Records from a collection:
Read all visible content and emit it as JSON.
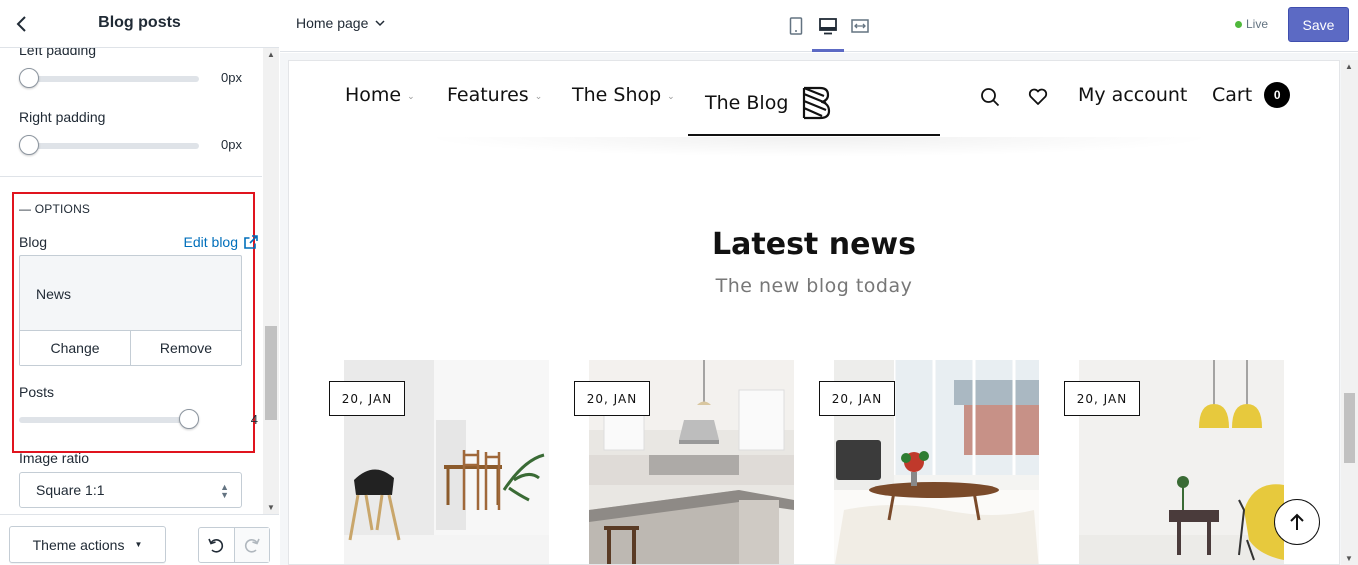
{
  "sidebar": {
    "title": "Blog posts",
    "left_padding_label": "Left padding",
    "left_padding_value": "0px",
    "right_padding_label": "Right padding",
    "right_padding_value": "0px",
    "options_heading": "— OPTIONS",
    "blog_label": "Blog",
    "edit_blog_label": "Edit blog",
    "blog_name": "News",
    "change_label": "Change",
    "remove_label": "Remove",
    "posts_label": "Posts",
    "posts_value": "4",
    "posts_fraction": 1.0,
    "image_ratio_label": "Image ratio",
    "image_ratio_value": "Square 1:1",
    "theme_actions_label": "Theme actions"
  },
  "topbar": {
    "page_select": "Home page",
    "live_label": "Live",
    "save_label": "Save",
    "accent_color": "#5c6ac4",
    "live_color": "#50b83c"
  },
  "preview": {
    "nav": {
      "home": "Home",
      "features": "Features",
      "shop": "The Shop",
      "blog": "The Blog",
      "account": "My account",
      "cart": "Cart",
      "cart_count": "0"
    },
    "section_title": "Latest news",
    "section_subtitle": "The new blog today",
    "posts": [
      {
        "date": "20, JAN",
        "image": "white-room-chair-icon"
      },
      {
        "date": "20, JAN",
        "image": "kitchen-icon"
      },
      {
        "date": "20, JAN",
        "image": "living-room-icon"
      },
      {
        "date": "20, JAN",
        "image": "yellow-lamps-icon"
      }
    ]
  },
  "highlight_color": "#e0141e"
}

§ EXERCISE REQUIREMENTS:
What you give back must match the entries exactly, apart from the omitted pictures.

§ EXERCISE OUTPUT:
Read all visible content and emit it as JSON.
{
  "sidebar": {
    "title": "Blog posts",
    "left_padding_label": "Left padding",
    "left_padding_value": "0px",
    "right_padding_label": "Right padding",
    "right_padding_value": "0px",
    "options_heading": "— OPTIONS",
    "blog_label": "Blog",
    "edit_blog_label": "Edit blog",
    "blog_name": "News",
    "change_label": "Change",
    "remove_label": "Remove",
    "posts_label": "Posts",
    "posts_value": "4",
    "posts_fraction": 1.0,
    "image_ratio_label": "Image ratio",
    "image_ratio_value": "Square 1:1",
    "theme_actions_label": "Theme actions"
  },
  "topbar": {
    "page_select": "Home page",
    "live_label": "Live",
    "save_label": "Save",
    "accent_color": "#5c6ac4",
    "live_color": "#50b83c"
  },
  "preview": {
    "nav": {
      "home": "Home",
      "features": "Features",
      "shop": "The Shop",
      "blog": "The Blog",
      "account": "My account",
      "cart": "Cart",
      "cart_count": "0"
    },
    "section_title": "Latest news",
    "section_subtitle": "The new blog today",
    "posts": [
      {
        "date": "20, JAN",
        "image": "white-room-chair-icon"
      },
      {
        "date": "20, JAN",
        "image": "kitchen-icon"
      },
      {
        "date": "20, JAN",
        "image": "living-room-icon"
      },
      {
        "date": "20, JAN",
        "image": "yellow-lamps-icon"
      }
    ]
  },
  "highlight_color": "#e0141e"
}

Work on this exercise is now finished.